Start of Task data

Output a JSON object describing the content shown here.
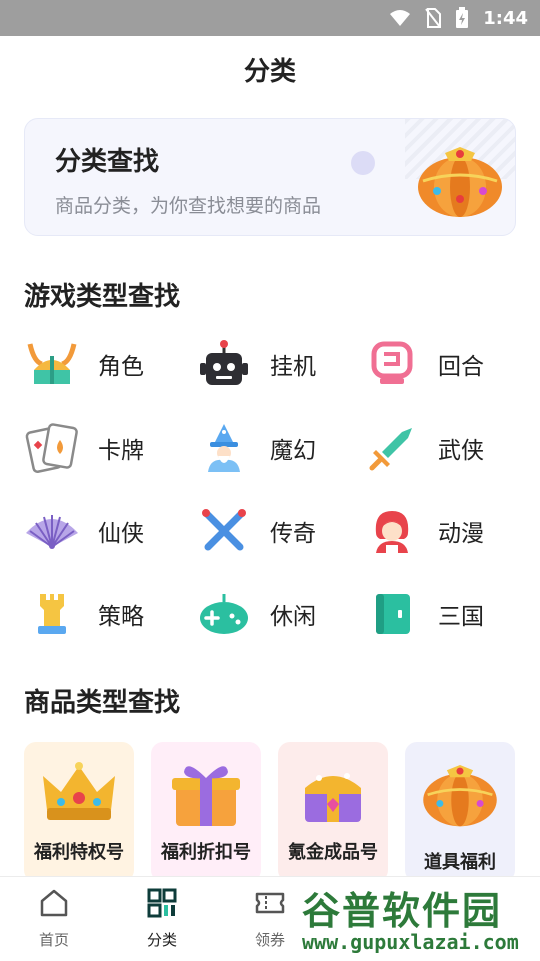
{
  "status_bar": {
    "time": "1:44"
  },
  "header": {
    "title": "分类"
  },
  "banner": {
    "title": "分类查找",
    "subtitle": "商品分类，为你查找想要的商品"
  },
  "game_section": {
    "title": "游戏类型查找",
    "items": [
      {
        "label": "角色",
        "icon": "viking-helmet-icon"
      },
      {
        "label": "挂机",
        "icon": "robot-icon"
      },
      {
        "label": "回合",
        "icon": "turn-box-icon"
      },
      {
        "label": "卡牌",
        "icon": "playing-cards-icon"
      },
      {
        "label": "魔幻",
        "icon": "wizard-icon"
      },
      {
        "label": "武侠",
        "icon": "sword-icon"
      },
      {
        "label": "仙侠",
        "icon": "folding-fan-icon"
      },
      {
        "label": "传奇",
        "icon": "crossed-swords-icon"
      },
      {
        "label": "动漫",
        "icon": "anime-girl-icon"
      },
      {
        "label": "策略",
        "icon": "chess-rook-icon"
      },
      {
        "label": "休闲",
        "icon": "gamepad-icon"
      },
      {
        "label": "三国",
        "icon": "book-icon"
      }
    ]
  },
  "goods_section": {
    "title": "商品类型查找",
    "items": [
      {
        "label": "福利特权号",
        "icon": "crown-icon",
        "bg": "#fff3e2"
      },
      {
        "label": "福利折扣号",
        "icon": "gift-box-icon",
        "bg": "#ffeef8"
      },
      {
        "label": "氪金成品号",
        "icon": "treasure-chest-icon",
        "bg": "#fdeceb"
      },
      {
        "label": "道具福利",
        "icon": "pumpkin-icon",
        "bg": "#eff0fb"
      }
    ]
  },
  "tabbar": {
    "items": [
      {
        "label": "首页",
        "icon": "home-icon"
      },
      {
        "label": "分类",
        "icon": "category-icon"
      },
      {
        "label": "领券",
        "icon": "coupon-icon"
      }
    ]
  },
  "watermark": {
    "title": "谷普软件园",
    "url": "www.gupuxlazai.com"
  },
  "colors": {
    "accent": "#2bbfa0",
    "status_bar": "#9e9e9e",
    "red": "#e8434b",
    "pink": "#ff6f9c"
  }
}
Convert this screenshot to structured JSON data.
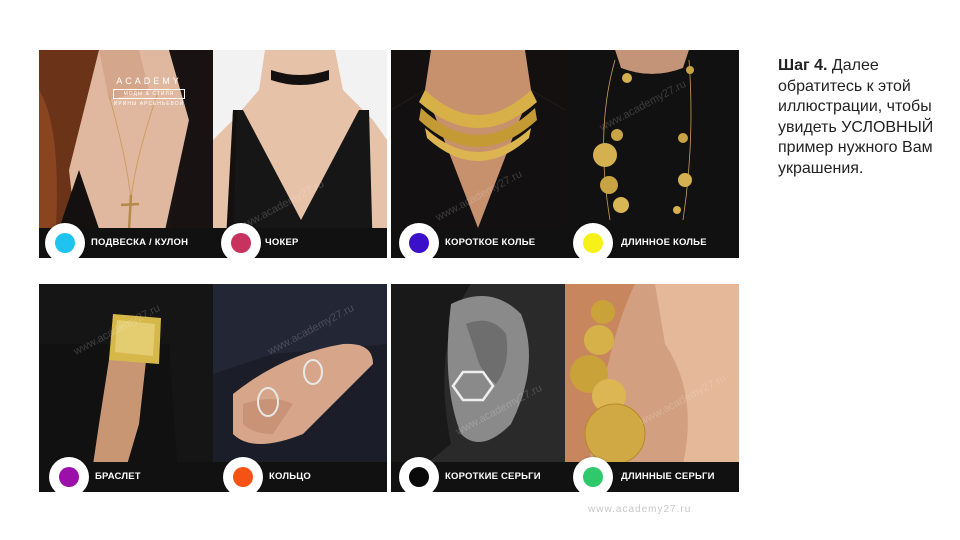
{
  "brand": {
    "name": "ACADEMY",
    "line1": "МОДЫ & СТИЛЯ",
    "line2": "ИРИНЫ АРСЕНЬЕВОЙ"
  },
  "watermark": "www.academy27.ru",
  "panels": [
    {
      "cells": [
        {
          "label": "ПОДВЕСКА / КУЛОН",
          "dot_color": "#1ec3f0"
        },
        {
          "label": "ЧОКЕР",
          "dot_color": "#c7325f"
        }
      ]
    },
    {
      "cells": [
        {
          "label": "КОРОТКОЕ КОЛЬЕ",
          "dot_color": "#3a10c8"
        },
        {
          "label": "ДЛИННОЕ КОЛЬЕ",
          "dot_color": "#f6f218"
        }
      ]
    },
    {
      "cells": [
        {
          "label": "БРАСЛЕТ",
          "dot_color": "#9a10a8"
        },
        {
          "label": "КОЛЬЦО",
          "dot_color": "#f55314"
        }
      ]
    },
    {
      "cells": [
        {
          "label": "КОРОТКИЕ СЕРЬГИ",
          "dot_color": "#0a0a0a"
        },
        {
          "label": "ДЛИННЫЕ СЕРЬГИ",
          "dot_color": "#2fc86a"
        }
      ]
    }
  ],
  "instruction": {
    "step": "Шаг 4.",
    "text": " Далее обратитесь к этой иллюстрации, чтобы увидеть УСЛОВНЫЙ пример нужного Вам украшения."
  }
}
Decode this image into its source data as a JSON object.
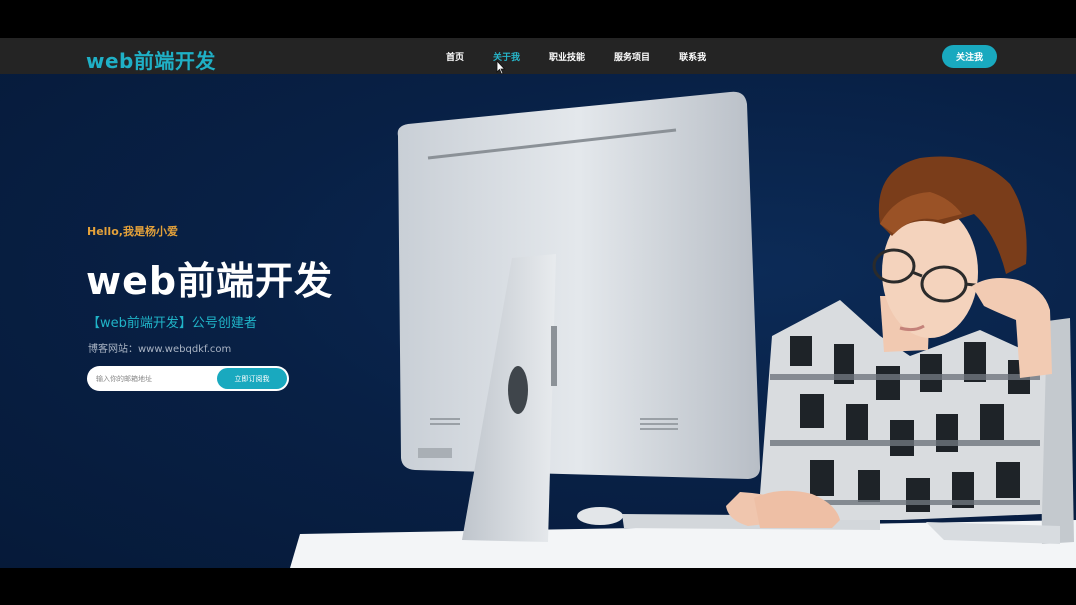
{
  "brand": {
    "logo": "web前端开发"
  },
  "nav": {
    "items": [
      "首页",
      "关于我",
      "职业技能",
      "服务项目",
      "联系我"
    ],
    "active_index": 1
  },
  "follow_label": "关注我",
  "hero": {
    "greeting": "Hello,我是杨小爱",
    "title": "web前端开发",
    "subtitle": "【web前端开发】公号创建者",
    "blog_line": "博客网站：www.webqdkf.com",
    "email_placeholder": "输入你的邮箱地址",
    "subscribe_label": "立即订阅我"
  },
  "colors": {
    "accent": "#19a9bf",
    "greeting": "#e4a13a",
    "hero_bg": "#081f41",
    "navbar_bg": "#242424"
  }
}
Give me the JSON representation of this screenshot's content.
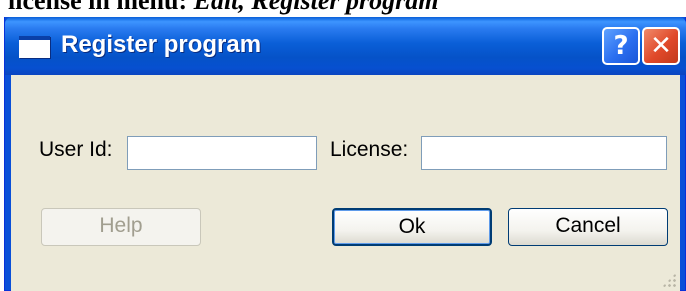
{
  "caption": {
    "prefix": "license in menu: ",
    "emphasis": "Edit, Register program"
  },
  "window": {
    "title": "Register program",
    "help_caption_glyph": "?",
    "close_caption_glyph": "✕"
  },
  "form": {
    "user_id_label": "User Id:",
    "user_id_value": "",
    "license_label": "License:",
    "license_value": ""
  },
  "buttons": {
    "help": "Help",
    "ok": "Ok",
    "cancel": "Cancel"
  }
}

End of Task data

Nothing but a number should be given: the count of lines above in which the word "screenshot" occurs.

## Answer box:
2